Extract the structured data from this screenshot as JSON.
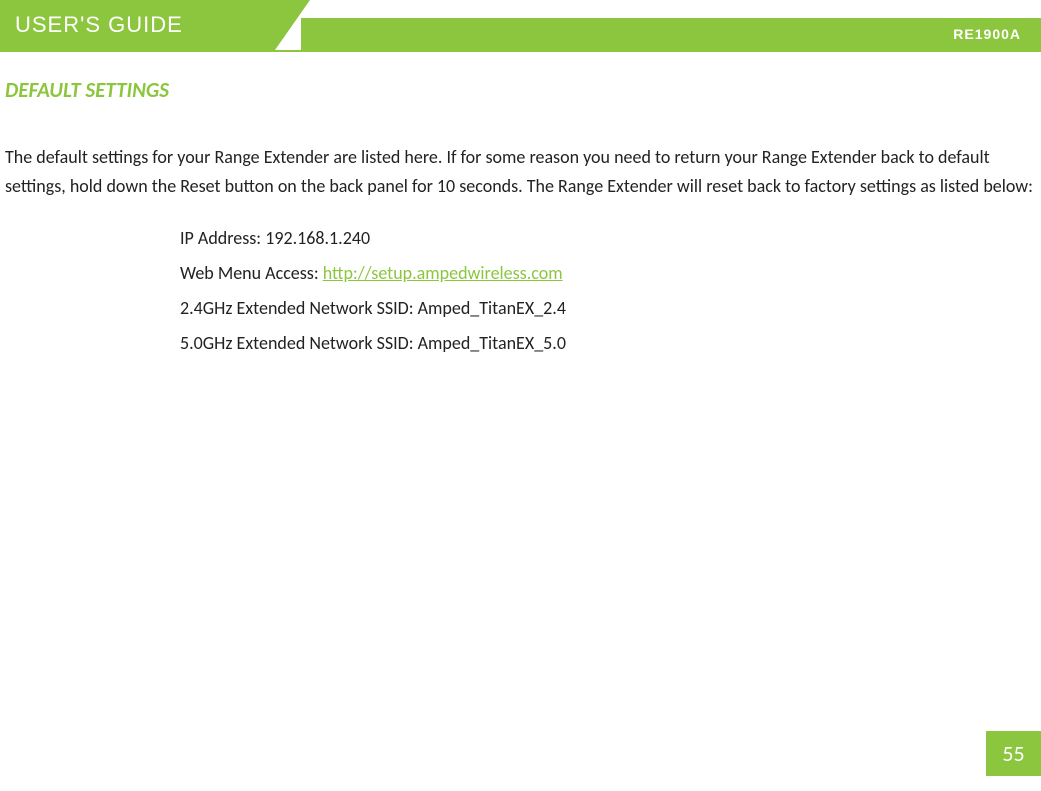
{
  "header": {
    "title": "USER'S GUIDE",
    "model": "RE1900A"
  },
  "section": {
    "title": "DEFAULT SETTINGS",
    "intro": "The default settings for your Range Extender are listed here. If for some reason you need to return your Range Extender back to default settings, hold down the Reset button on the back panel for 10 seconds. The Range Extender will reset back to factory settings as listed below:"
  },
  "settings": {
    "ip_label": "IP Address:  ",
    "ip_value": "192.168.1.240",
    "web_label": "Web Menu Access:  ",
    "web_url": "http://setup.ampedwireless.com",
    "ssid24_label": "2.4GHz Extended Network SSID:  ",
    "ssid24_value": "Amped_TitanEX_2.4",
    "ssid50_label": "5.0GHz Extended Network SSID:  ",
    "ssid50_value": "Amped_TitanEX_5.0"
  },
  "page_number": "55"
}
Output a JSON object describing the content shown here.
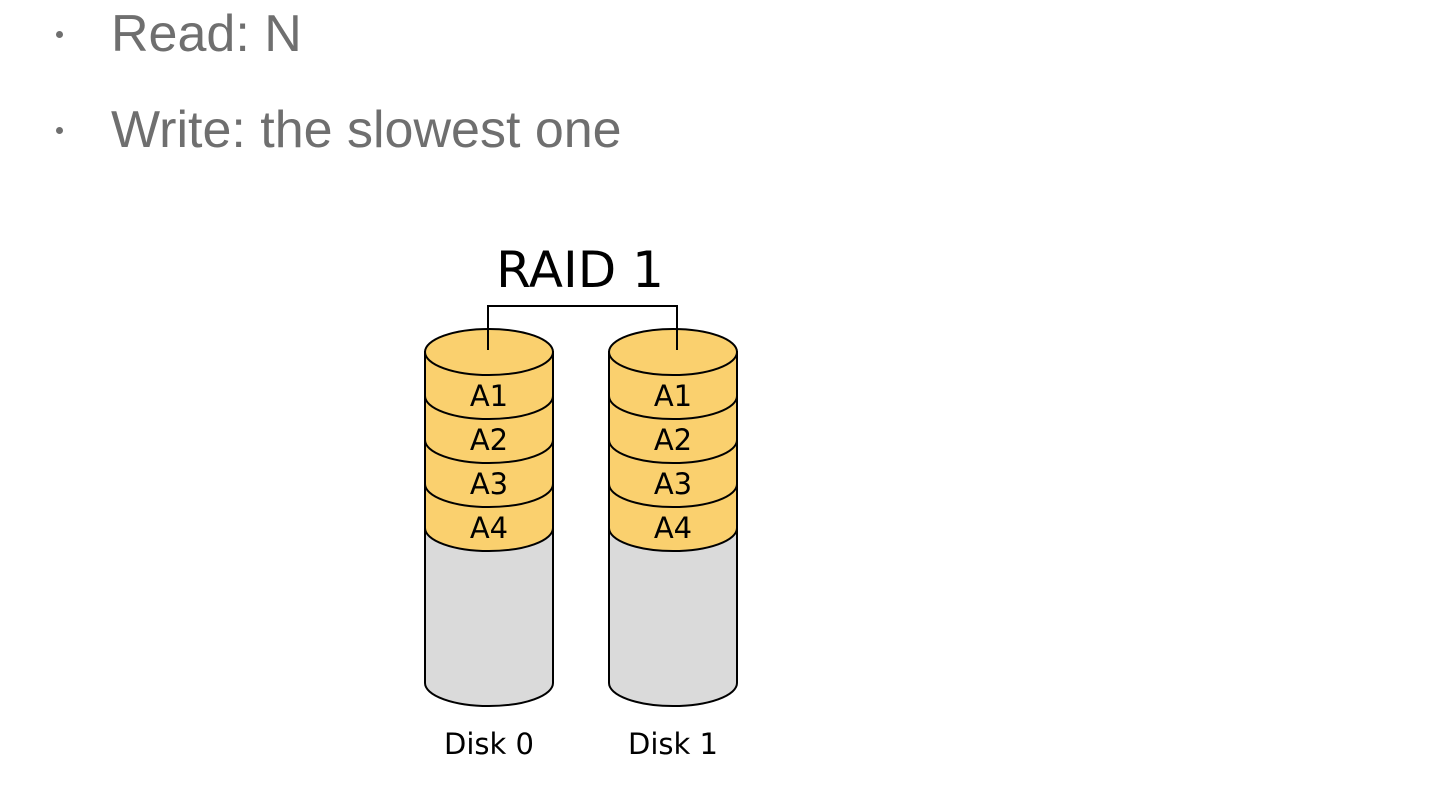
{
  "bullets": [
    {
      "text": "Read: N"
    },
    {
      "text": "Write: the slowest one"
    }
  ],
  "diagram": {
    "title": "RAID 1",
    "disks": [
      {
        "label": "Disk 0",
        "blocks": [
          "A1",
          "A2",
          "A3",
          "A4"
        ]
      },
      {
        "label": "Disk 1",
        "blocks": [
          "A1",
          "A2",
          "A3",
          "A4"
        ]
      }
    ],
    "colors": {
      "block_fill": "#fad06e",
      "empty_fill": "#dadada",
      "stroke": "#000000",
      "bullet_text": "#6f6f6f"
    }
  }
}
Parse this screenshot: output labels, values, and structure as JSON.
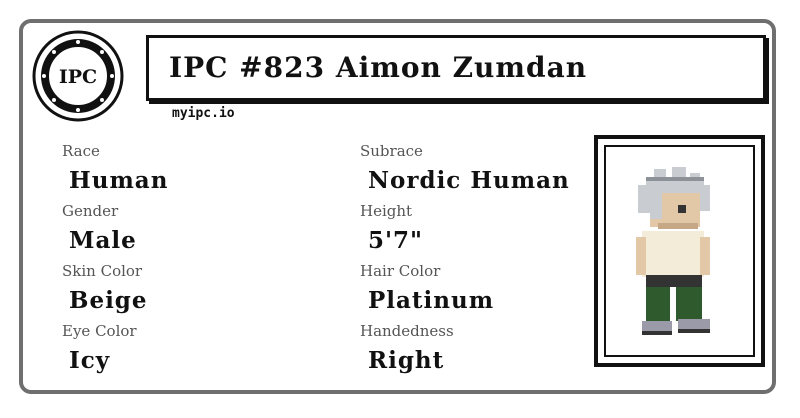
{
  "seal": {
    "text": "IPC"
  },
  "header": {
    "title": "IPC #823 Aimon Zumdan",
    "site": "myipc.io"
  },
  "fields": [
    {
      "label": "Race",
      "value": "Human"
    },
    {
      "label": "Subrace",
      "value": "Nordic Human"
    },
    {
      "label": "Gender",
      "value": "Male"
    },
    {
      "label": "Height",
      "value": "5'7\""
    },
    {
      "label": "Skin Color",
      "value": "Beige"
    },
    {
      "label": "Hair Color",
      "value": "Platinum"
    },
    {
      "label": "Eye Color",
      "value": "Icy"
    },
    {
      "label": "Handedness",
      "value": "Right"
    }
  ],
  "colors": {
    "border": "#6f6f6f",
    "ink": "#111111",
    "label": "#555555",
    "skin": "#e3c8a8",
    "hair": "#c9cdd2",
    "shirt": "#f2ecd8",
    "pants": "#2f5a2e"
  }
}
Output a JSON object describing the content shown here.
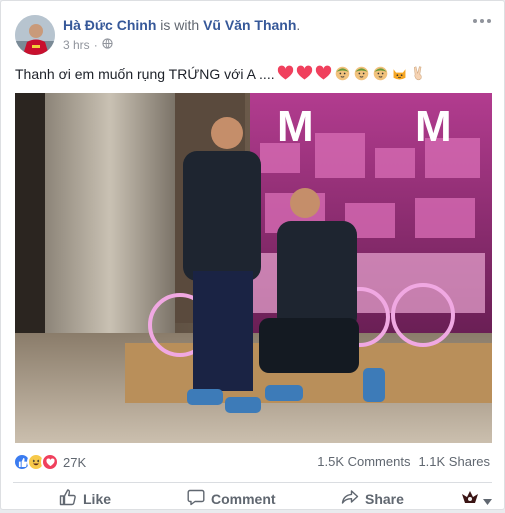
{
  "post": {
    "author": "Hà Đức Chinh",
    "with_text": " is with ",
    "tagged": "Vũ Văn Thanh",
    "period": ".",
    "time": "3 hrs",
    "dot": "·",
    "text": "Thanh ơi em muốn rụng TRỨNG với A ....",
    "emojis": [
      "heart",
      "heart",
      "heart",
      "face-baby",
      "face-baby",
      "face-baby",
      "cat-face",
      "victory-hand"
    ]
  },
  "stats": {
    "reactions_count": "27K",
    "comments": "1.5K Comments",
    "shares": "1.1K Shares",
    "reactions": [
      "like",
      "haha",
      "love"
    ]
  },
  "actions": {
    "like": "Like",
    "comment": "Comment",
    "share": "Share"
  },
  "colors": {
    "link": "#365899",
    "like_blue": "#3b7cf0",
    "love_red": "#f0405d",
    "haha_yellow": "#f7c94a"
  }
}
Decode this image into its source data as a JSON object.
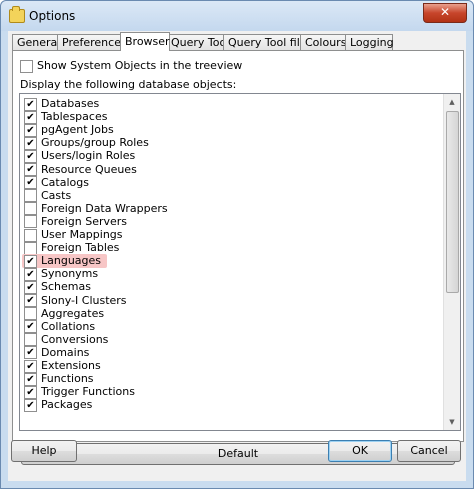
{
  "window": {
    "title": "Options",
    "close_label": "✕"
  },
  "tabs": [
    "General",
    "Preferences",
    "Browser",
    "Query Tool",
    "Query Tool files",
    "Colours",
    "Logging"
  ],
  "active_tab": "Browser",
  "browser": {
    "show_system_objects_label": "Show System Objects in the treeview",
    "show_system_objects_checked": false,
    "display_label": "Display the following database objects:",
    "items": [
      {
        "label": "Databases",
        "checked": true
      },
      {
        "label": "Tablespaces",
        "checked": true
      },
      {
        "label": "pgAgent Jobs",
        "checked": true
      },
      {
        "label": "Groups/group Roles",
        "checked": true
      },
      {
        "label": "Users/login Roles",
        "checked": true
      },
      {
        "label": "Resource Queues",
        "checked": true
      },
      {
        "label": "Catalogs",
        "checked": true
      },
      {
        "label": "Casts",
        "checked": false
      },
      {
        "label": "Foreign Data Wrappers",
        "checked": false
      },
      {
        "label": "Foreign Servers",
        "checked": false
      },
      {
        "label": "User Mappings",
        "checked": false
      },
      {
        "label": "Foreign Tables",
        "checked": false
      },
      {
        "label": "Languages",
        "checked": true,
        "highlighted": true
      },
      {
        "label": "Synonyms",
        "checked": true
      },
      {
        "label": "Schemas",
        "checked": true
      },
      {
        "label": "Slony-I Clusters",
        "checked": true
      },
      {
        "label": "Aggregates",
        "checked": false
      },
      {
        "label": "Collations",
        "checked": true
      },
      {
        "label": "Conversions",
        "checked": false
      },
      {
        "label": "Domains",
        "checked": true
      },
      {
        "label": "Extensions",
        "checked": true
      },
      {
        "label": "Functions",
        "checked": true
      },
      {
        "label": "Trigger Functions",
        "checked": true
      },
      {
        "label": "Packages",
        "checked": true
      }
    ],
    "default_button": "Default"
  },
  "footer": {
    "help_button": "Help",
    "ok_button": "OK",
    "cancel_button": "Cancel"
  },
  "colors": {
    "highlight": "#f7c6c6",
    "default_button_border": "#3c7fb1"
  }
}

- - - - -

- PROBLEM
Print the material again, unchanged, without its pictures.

- SOLUTION
Extract the structured data from this screenshot as JSON.
{
  "header": {
    "title": "USER'S GUIDE",
    "model": "RE1900A"
  },
  "section": {
    "title": "DEFAULT SETTINGS",
    "intro": "The default settings for your Range Extender are listed here. If for some reason you need to return your Range Extender back to default settings, hold down the Reset button on the back panel for 10 seconds. The Range Extender will reset back to factory settings as listed below:"
  },
  "settings": {
    "ip_label": "IP Address:  ",
    "ip_value": "192.168.1.240",
    "web_label": "Web Menu Access:  ",
    "web_url": "http://setup.ampedwireless.com",
    "ssid24_label": "2.4GHz Extended Network SSID:  ",
    "ssid24_value": "Amped_TitanEX_2.4",
    "ssid50_label": "5.0GHz Extended Network SSID:  ",
    "ssid50_value": "Amped_TitanEX_5.0"
  },
  "page_number": "55"
}
Output a JSON object describing the content shown here.
{
  "bullets": [
    {
      "text": "Read: N"
    },
    {
      "text": "Write: the slowest one"
    }
  ],
  "diagram": {
    "title": "RAID 1",
    "disks": [
      {
        "label": "Disk 0",
        "blocks": [
          "A1",
          "A2",
          "A3",
          "A4"
        ]
      },
      {
        "label": "Disk 1",
        "blocks": [
          "A1",
          "A2",
          "A3",
          "A4"
        ]
      }
    ],
    "colors": {
      "block_fill": "#fad06e",
      "empty_fill": "#dadada",
      "stroke": "#000000",
      "bullet_text": "#6f6f6f"
    }
  }
}
Parse this screenshot: output labels, values, and structure as JSON.
{
  "seal": {
    "text": "IPC"
  },
  "header": {
    "title": "IPC #823 Aimon Zumdan",
    "site": "myipc.io"
  },
  "fields": [
    {
      "label": "Race",
      "value": "Human"
    },
    {
      "label": "Subrace",
      "value": "Nordic Human"
    },
    {
      "label": "Gender",
      "value": "Male"
    },
    {
      "label": "Height",
      "value": "5'7\""
    },
    {
      "label": "Skin Color",
      "value": "Beige"
    },
    {
      "label": "Hair Color",
      "value": "Platinum"
    },
    {
      "label": "Eye Color",
      "value": "Icy"
    },
    {
      "label": "Handedness",
      "value": "Right"
    }
  ],
  "colors": {
    "border": "#6f6f6f",
    "ink": "#111111",
    "label": "#555555",
    "skin": "#e3c8a8",
    "hair": "#c9cdd2",
    "shirt": "#f2ecd8",
    "pants": "#2f5a2e"
  }
}
Output a JSON object describing the content shown here.
{
  "post": {
    "author": "Hà Đức Chinh",
    "with_text": " is with ",
    "tagged": "Vũ Văn Thanh",
    "period": ".",
    "time": "3 hrs",
    "dot": "·",
    "text": "Thanh ơi em muốn rụng TRỨNG với A ....",
    "emojis": [
      "heart",
      "heart",
      "heart",
      "face-baby",
      "face-baby",
      "face-baby",
      "cat-face",
      "victory-hand"
    ]
  },
  "stats": {
    "reactions_count": "27K",
    "comments": "1.5K Comments",
    "shares": "1.1K Shares",
    "reactions": [
      "like",
      "haha",
      "love"
    ]
  },
  "actions": {
    "like": "Like",
    "comment": "Comment",
    "share": "Share"
  },
  "colors": {
    "link": "#365899",
    "like_blue": "#3b7cf0",
    "love_red": "#f0405d",
    "haha_yellow": "#f7c94a"
  }
}
Decode this image into its source data as a JSON object.
{
  "window": {
    "title": "Options",
    "close_label": "✕"
  },
  "tabs": [
    "General",
    "Preferences",
    "Browser",
    "Query Tool",
    "Query Tool files",
    "Colours",
    "Logging"
  ],
  "active_tab": "Browser",
  "browser": {
    "show_system_objects_label": "Show System Objects in the treeview",
    "show_system_objects_checked": false,
    "display_label": "Display the following database objects:",
    "items": [
      {
        "label": "Databases",
        "checked": true
      },
      {
        "label": "Tablespaces",
        "checked": true
      },
      {
        "label": "pgAgent Jobs",
        "checked": true
      },
      {
        "label": "Groups/group Roles",
        "checked": true
      },
      {
        "label": "Users/login Roles",
        "checked": true
      },
      {
        "label": "Resource Queues",
        "checked": true
      },
      {
        "label": "Catalogs",
        "checked": true
      },
      {
        "label": "Casts",
        "checked": false
      },
      {
        "label": "Foreign Data Wrappers",
        "checked": false
      },
      {
        "label": "Foreign Servers",
        "checked": false
      },
      {
        "label": "User Mappings",
        "checked": false
      },
      {
        "label": "Foreign Tables",
        "checked": false
      },
      {
        "label": "Languages",
        "checked": true,
        "highlighted": true
      },
      {
        "label": "Synonyms",
        "checked": true
      },
      {
        "label": "Schemas",
        "checked": true
      },
      {
        "label": "Slony-I Clusters",
        "checked": true
      },
      {
        "label": "Aggregates",
        "checked": false
      },
      {
        "label": "Collations",
        "checked": true
      },
      {
        "label": "Conversions",
        "checked": false
      },
      {
        "label": "Domains",
        "checked": true
      },
      {
        "label": "Extensions",
        "checked": true
      },
      {
        "label": "Functions",
        "checked": true
      },
      {
        "label": "Trigger Functions",
        "checked": true
      },
      {
        "label": "Packages",
        "checked": true
      }
    ],
    "default_button": "Default"
  },
  "footer": {
    "help_button": "Help",
    "ok_button": "OK",
    "cancel_button": "Cancel"
  },
  "colors": {
    "highlight": "#f7c6c6",
    "default_button_border": "#3c7fb1"
  }
}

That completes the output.